» **Your task**
Without the pictures, can you quote each line below exactly?

Interface dataset entries
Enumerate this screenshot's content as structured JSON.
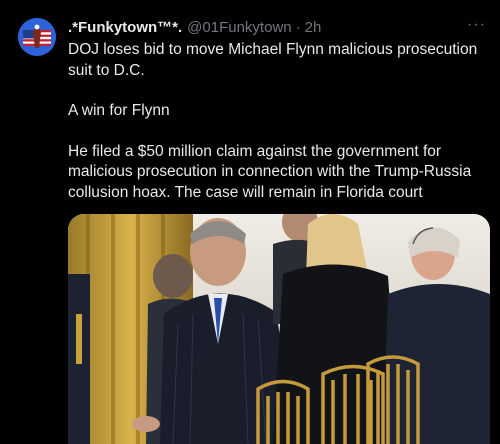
{
  "post": {
    "display_name": ".*Funkytown™*.",
    "handle": "@01Funkytown",
    "separator": "·",
    "time": "2h",
    "more_label": "···",
    "paragraphs": [
      "DOJ loses bid to move Michael Flynn malicious prosecution suit to D.C.",
      "A win for Flynn",
      "He filed a $50 million claim against the government for malicious prosecution in connection with the Trump-Russia collusion hoax. The case will remain in Florida court"
    ]
  },
  "icons": {
    "avatar": "american-flag-eagle-avatar",
    "more": "more-options-icon"
  }
}
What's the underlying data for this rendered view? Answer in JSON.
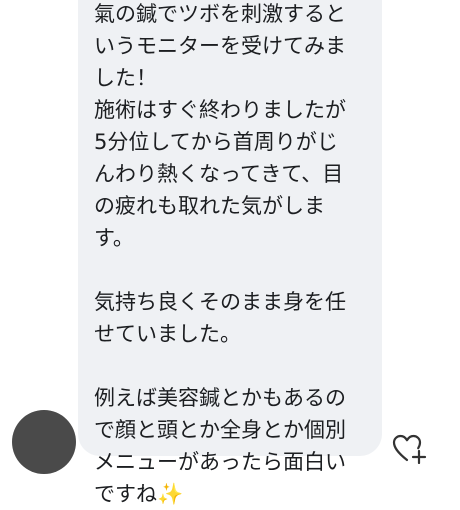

» **Answer to the problem**
Enumerate this screenshot's content as structured JSON.
{
  "post": {
    "display_name": ".*Funkytown™*.",
    "handle": "@01Funkytown",
    "separator": "·",
    "time": "2h",
    "more_label": "···",
    "paragraphs": [
      "DOJ loses bid to move Michael Flynn malicious prosecution suit to D.C.",
      "A win for Flynn",
      "He filed a $50 million claim against the government for malicious prosecution in connection with the Trump-Russia collusion hoax. The case will remain in Florida court"
    ]
  },
  "icons": {
    "avatar": "american-flag-eagle-avatar",
    "more": "more-options-icon"
  }
}
What's the underlying data for this rendered view? Answer in JSON.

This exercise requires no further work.